• _What you need to do_
Give the records below again, word for word. No pictures belong in the copy.

Page and application data records
::::::::

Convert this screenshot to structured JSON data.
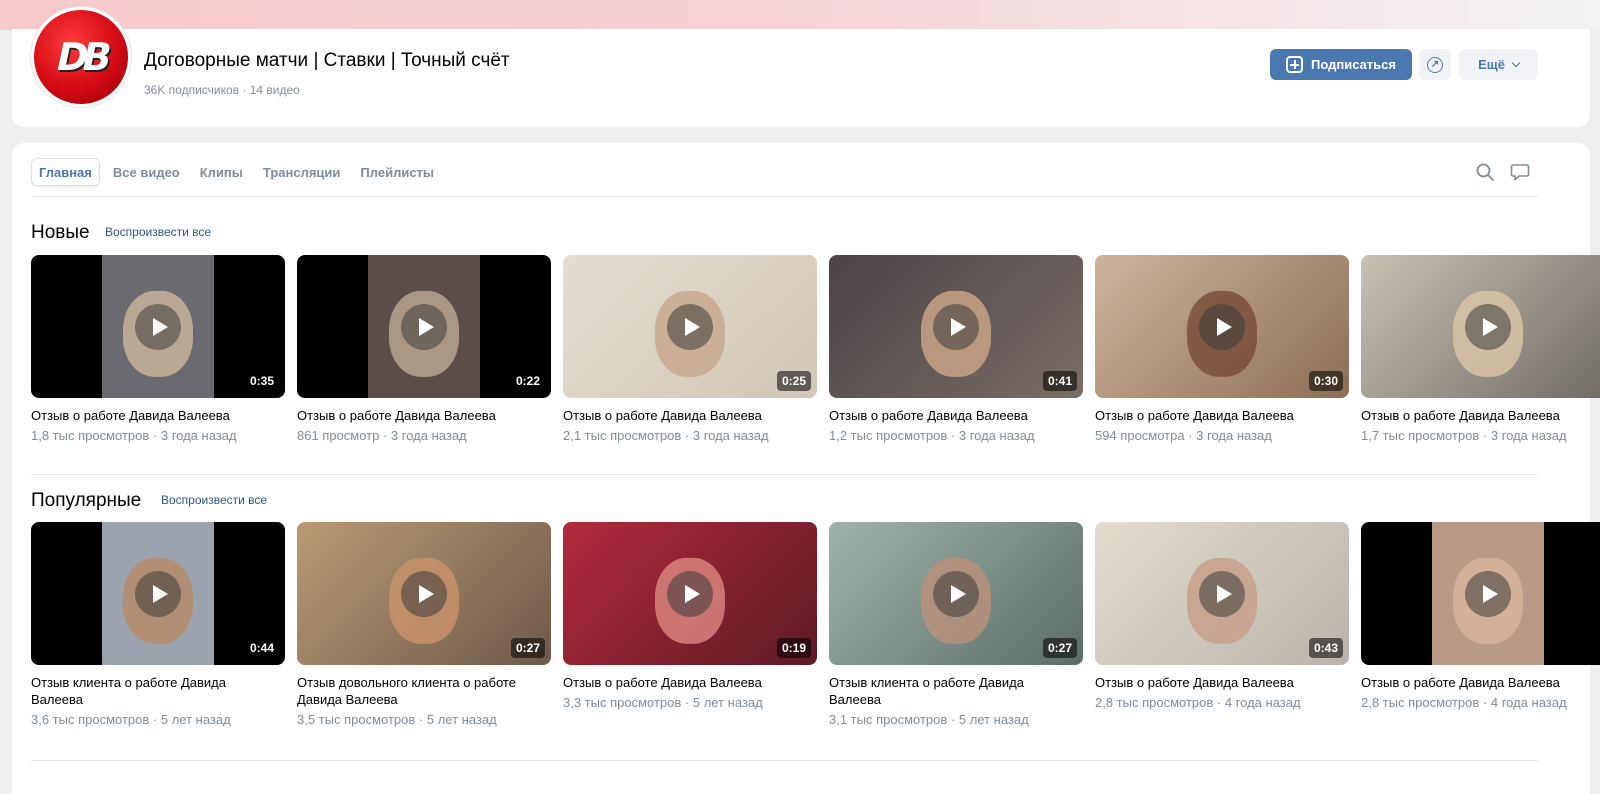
{
  "channel": {
    "logo_text": "DB",
    "title": "Договорные матчи | Ставки | Точный счёт",
    "meta": "36K подписчиков · 14 видео",
    "subscribe_label": "Подписаться",
    "more_label": "Ещё"
  },
  "tabs": [
    {
      "label": "Главная",
      "active": true
    },
    {
      "label": "Все видео",
      "active": false
    },
    {
      "label": "Клипы",
      "active": false
    },
    {
      "label": "Трансляции",
      "active": false
    },
    {
      "label": "Плейлисты",
      "active": false
    }
  ],
  "sections": [
    {
      "title": "Новые",
      "play_all": "Воспроизвести все",
      "videos": [
        {
          "title": "Отзыв о работе Давида Валеева",
          "meta": "1,8 тыс просмотров · 3 года назад",
          "duration": "0:35",
          "colors": [
            "#000000",
            "#6b6a70",
            "#c9b39a"
          ],
          "letterbox": true
        },
        {
          "title": "Отзыв о работе Давида Валеева",
          "meta": "861 просмотр · 3 года назад",
          "duration": "0:22",
          "colors": [
            "#000000",
            "#5b4d4a",
            "#b9a58e"
          ],
          "letterbox": true
        },
        {
          "title": "Отзыв о работе Давида Валеева",
          "meta": "2,1 тыс просмотров · 3 года назад",
          "duration": "0:25",
          "colors": [
            "#e3ddd2",
            "#d2c7b7",
            "#c8a88d"
          ],
          "letterbox": false
        },
        {
          "title": "Отзыв о работе Давида Валеева",
          "meta": "1,2 тыс просмотров · 3 года назад",
          "duration": "0:41",
          "colors": [
            "#4a4347",
            "#7a6d66",
            "#c9a286"
          ],
          "letterbox": false
        },
        {
          "title": "Отзыв о работе Давида Валеева",
          "meta": "594 просмотра · 3 года назад",
          "duration": "0:30",
          "colors": [
            "#cdb59d",
            "#8c6e55",
            "#7a5039"
          ],
          "letterbox": false
        },
        {
          "title": "Отзыв о работе Давида Валеева",
          "meta": "1,7 тыс просмотров · 3 года назад",
          "duration": "",
          "colors": [
            "#c8c1b4",
            "#6f6a65",
            "#d9c3a6"
          ],
          "letterbox": false
        }
      ]
    },
    {
      "title": "Популярные",
      "play_all": "Воспроизвести все",
      "videos": [
        {
          "title": "Отзыв клиента о работе Давида Валеева",
          "meta": "3,6 тыс просмотров · 5 лет назад",
          "duration": "0:44",
          "colors": [
            "#000000",
            "#9aa3ad",
            "#b68b6a"
          ],
          "letterbox": true
        },
        {
          "title": "Отзыв довольного клиента о работе Давида Валеева",
          "meta": "3,5 тыс просмотров · 5 лет назад",
          "duration": "0:27",
          "colors": [
            "#b99a74",
            "#6e5a4a",
            "#c8926b"
          ],
          "letterbox": false
        },
        {
          "title": "Отзыв о работе Давида Валеева",
          "meta": "3,3 тыс просмотров · 5 лет назад",
          "duration": "0:19",
          "colors": [
            "#b42a3d",
            "#5c1a25",
            "#d9827c"
          ],
          "letterbox": false
        },
        {
          "title": "Отзыв клиента о работе Давида Валеева",
          "meta": "3,1 тыс просмотров · 5 лет назад",
          "duration": "0:27",
          "colors": [
            "#9fb3ac",
            "#5d6d68",
            "#b7917a"
          ],
          "letterbox": false
        },
        {
          "title": "Отзыв о работе Давида Валеева",
          "meta": "2,8 тыс просмотров · 4 года назад",
          "duration": "0:43",
          "colors": [
            "#e3dccf",
            "#b9b3ab",
            "#c7a08a"
          ],
          "letterbox": false
        },
        {
          "title": "Отзыв о работе Давида Валеева",
          "meta": "2,8 тыс просмотров · 4 года назад",
          "duration": "",
          "colors": [
            "#000000",
            "#b89a86",
            "#d7b49a"
          ],
          "letterbox": true
        }
      ]
    }
  ]
}
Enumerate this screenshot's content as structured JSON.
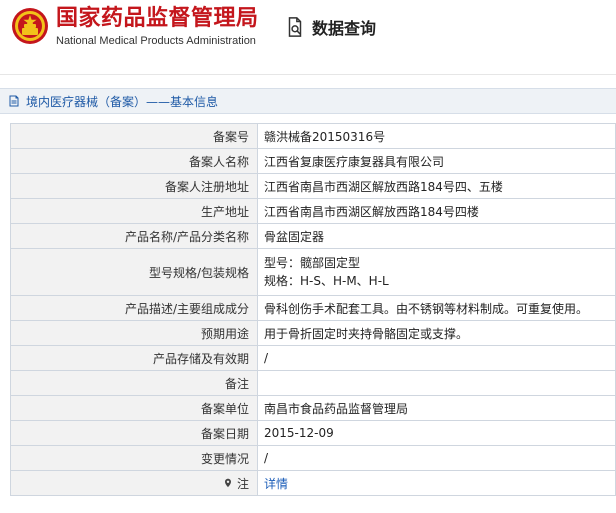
{
  "header": {
    "brand_zh": "国家药品监督管理局",
    "brand_en": "National Medical Products Administration",
    "query_title": "数据查询"
  },
  "breadcrumb": {
    "text": "境内医疗器械（备案）——基本信息"
  },
  "record": {
    "rows": [
      {
        "label": "备案号",
        "value": "赣洪械备20150316号"
      },
      {
        "label": "备案人名称",
        "value": "江西省复康医疗康复器具有限公司"
      },
      {
        "label": "备案人注册地址",
        "value": "江西省南昌市西湖区解放西路184号四、五楼"
      },
      {
        "label": "生产地址",
        "value": "江西省南昌市西湖区解放西路184号四楼"
      },
      {
        "label": "产品名称/产品分类名称",
        "value": "骨盆固定器"
      },
      {
        "label": "型号规格/包装规格",
        "value_lines": [
          "型号：髋部固定型",
          "规格：H-S、H-M、H-L"
        ]
      },
      {
        "label": "产品描述/主要组成成分",
        "value": "骨科创伤手术配套工具。由不锈钢等材料制成。可重复使用。"
      },
      {
        "label": "预期用途",
        "value": "用于骨折固定时夹持骨骼固定或支撑。"
      },
      {
        "label": "产品存储及有效期",
        "value": "/"
      },
      {
        "label": "备注",
        "value": ""
      },
      {
        "label": "备案单位",
        "value": "南昌市食品药品监督管理局"
      },
      {
        "label": "备案日期",
        "value": "2015-12-09"
      },
      {
        "label": "变更情况",
        "value": "/"
      },
      {
        "label": "注",
        "value": "详情"
      }
    ]
  },
  "icons": {
    "emblem": "national-emblem-icon",
    "query": "search-doc-icon",
    "breadcrumb": "document-icon",
    "note": "pin-icon"
  },
  "colors": {
    "brand_red": "#c4161c",
    "link_blue": "#1a5cb8"
  }
}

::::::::

• _Answer section_
Convert this screenshot to structured JSON data.
{
  "channel": {
    "logo_text": "DB",
    "title": "Договорные матчи | Ставки | Точный счёт",
    "meta": "36K подписчиков · 14 видео",
    "subscribe_label": "Подписаться",
    "more_label": "Ещё"
  },
  "tabs": [
    {
      "label": "Главная",
      "active": true
    },
    {
      "label": "Все видео",
      "active": false
    },
    {
      "label": "Клипы",
      "active": false
    },
    {
      "label": "Трансляции",
      "active": false
    },
    {
      "label": "Плейлисты",
      "active": false
    }
  ],
  "sections": [
    {
      "title": "Новые",
      "play_all": "Воспроизвести все",
      "videos": [
        {
          "title": "Отзыв о работе Давида Валеева",
          "meta": "1,8 тыс просмотров · 3 года назад",
          "duration": "0:35",
          "colors": [
            "#000000",
            "#6b6a70",
            "#c9b39a"
          ],
          "letterbox": true
        },
        {
          "title": "Отзыв о работе Давида Валеева",
          "meta": "861 просмотр · 3 года назад",
          "duration": "0:22",
          "colors": [
            "#000000",
            "#5b4d4a",
            "#b9a58e"
          ],
          "letterbox": true
        },
        {
          "title": "Отзыв о работе Давида Валеева",
          "meta": "2,1 тыс просмотров · 3 года назад",
          "duration": "0:25",
          "colors": [
            "#e3ddd2",
            "#d2c7b7",
            "#c8a88d"
          ],
          "letterbox": false
        },
        {
          "title": "Отзыв о работе Давида Валеева",
          "meta": "1,2 тыс просмотров · 3 года назад",
          "duration": "0:41",
          "colors": [
            "#4a4347",
            "#7a6d66",
            "#c9a286"
          ],
          "letterbox": false
        },
        {
          "title": "Отзыв о работе Давида Валеева",
          "meta": "594 просмотра · 3 года назад",
          "duration": "0:30",
          "colors": [
            "#cdb59d",
            "#8c6e55",
            "#7a5039"
          ],
          "letterbox": false
        },
        {
          "title": "Отзыв о работе Давида Валеева",
          "meta": "1,7 тыс просмотров · 3 года назад",
          "duration": "",
          "colors": [
            "#c8c1b4",
            "#6f6a65",
            "#d9c3a6"
          ],
          "letterbox": false
        }
      ]
    },
    {
      "title": "Популярные",
      "play_all": "Воспроизвести все",
      "videos": [
        {
          "title": "Отзыв клиента о работе Давида Валеева",
          "meta": "3,6 тыс просмотров · 5 лет назад",
          "duration": "0:44",
          "colors": [
            "#000000",
            "#9aa3ad",
            "#b68b6a"
          ],
          "letterbox": true
        },
        {
          "title": "Отзыв довольного клиента о работе Давида Валеева",
          "meta": "3,5 тыс просмотров · 5 лет назад",
          "duration": "0:27",
          "colors": [
            "#b99a74",
            "#6e5a4a",
            "#c8926b"
          ],
          "letterbox": false
        },
        {
          "title": "Отзыв о работе Давида Валеева",
          "meta": "3,3 тыс просмотров · 5 лет назад",
          "duration": "0:19",
          "colors": [
            "#b42a3d",
            "#5c1a25",
            "#d9827c"
          ],
          "letterbox": false
        },
        {
          "title": "Отзыв клиента о работе Давида Валеева",
          "meta": "3,1 тыс просмотров · 5 лет назад",
          "duration": "0:27",
          "colors": [
            "#9fb3ac",
            "#5d6d68",
            "#b7917a"
          ],
          "letterbox": false
        },
        {
          "title": "Отзыв о работе Давида Валеева",
          "meta": "2,8 тыс просмотров · 4 года назад",
          "duration": "0:43",
          "colors": [
            "#e3dccf",
            "#b9b3ab",
            "#c7a08a"
          ],
          "letterbox": false
        },
        {
          "title": "Отзыв о работе Давида Валеева",
          "meta": "2,8 тыс просмотров · 4 года назад",
          "duration": "",
          "colors": [
            "#000000",
            "#b89a86",
            "#d7b49a"
          ],
          "letterbox": true
        }
      ]
    }
  ]
}
Enumerate this screenshot's content as structured JSON.
{
  "header": {
    "brand_zh": "国家药品监督管理局",
    "brand_en": "National Medical Products Administration",
    "query_title": "数据查询"
  },
  "breadcrumb": {
    "text": "境内医疗器械（备案）——基本信息"
  },
  "record": {
    "rows": [
      {
        "label": "备案号",
        "value": "赣洪械备20150316号"
      },
      {
        "label": "备案人名称",
        "value": "江西省复康医疗康复器具有限公司"
      },
      {
        "label": "备案人注册地址",
        "value": "江西省南昌市西湖区解放西路184号四、五楼"
      },
      {
        "label": "生产地址",
        "value": "江西省南昌市西湖区解放西路184号四楼"
      },
      {
        "label": "产品名称/产品分类名称",
        "value": "骨盆固定器"
      },
      {
        "label": "型号规格/包装规格",
        "value_lines": [
          "型号：髋部固定型",
          "规格：H-S、H-M、H-L"
        ]
      },
      {
        "label": "产品描述/主要组成成分",
        "value": "骨科创伤手术配套工具。由不锈钢等材料制成。可重复使用。"
      },
      {
        "label": "预期用途",
        "value": "用于骨折固定时夹持骨骼固定或支撑。"
      },
      {
        "label": "产品存储及有效期",
        "value": "/"
      },
      {
        "label": "备注",
        "value": ""
      },
      {
        "label": "备案单位",
        "value": "南昌市食品药品监督管理局"
      },
      {
        "label": "备案日期",
        "value": "2015-12-09"
      },
      {
        "label": "变更情况",
        "value": "/"
      },
      {
        "label": "注",
        "value": "详情"
      }
    ]
  },
  "icons": {
    "emblem": "national-emblem-icon",
    "query": "search-doc-icon",
    "breadcrumb": "document-icon",
    "note": "pin-icon"
  },
  "colors": {
    "brand_red": "#c4161c",
    "link_blue": "#1a5cb8"
  }
}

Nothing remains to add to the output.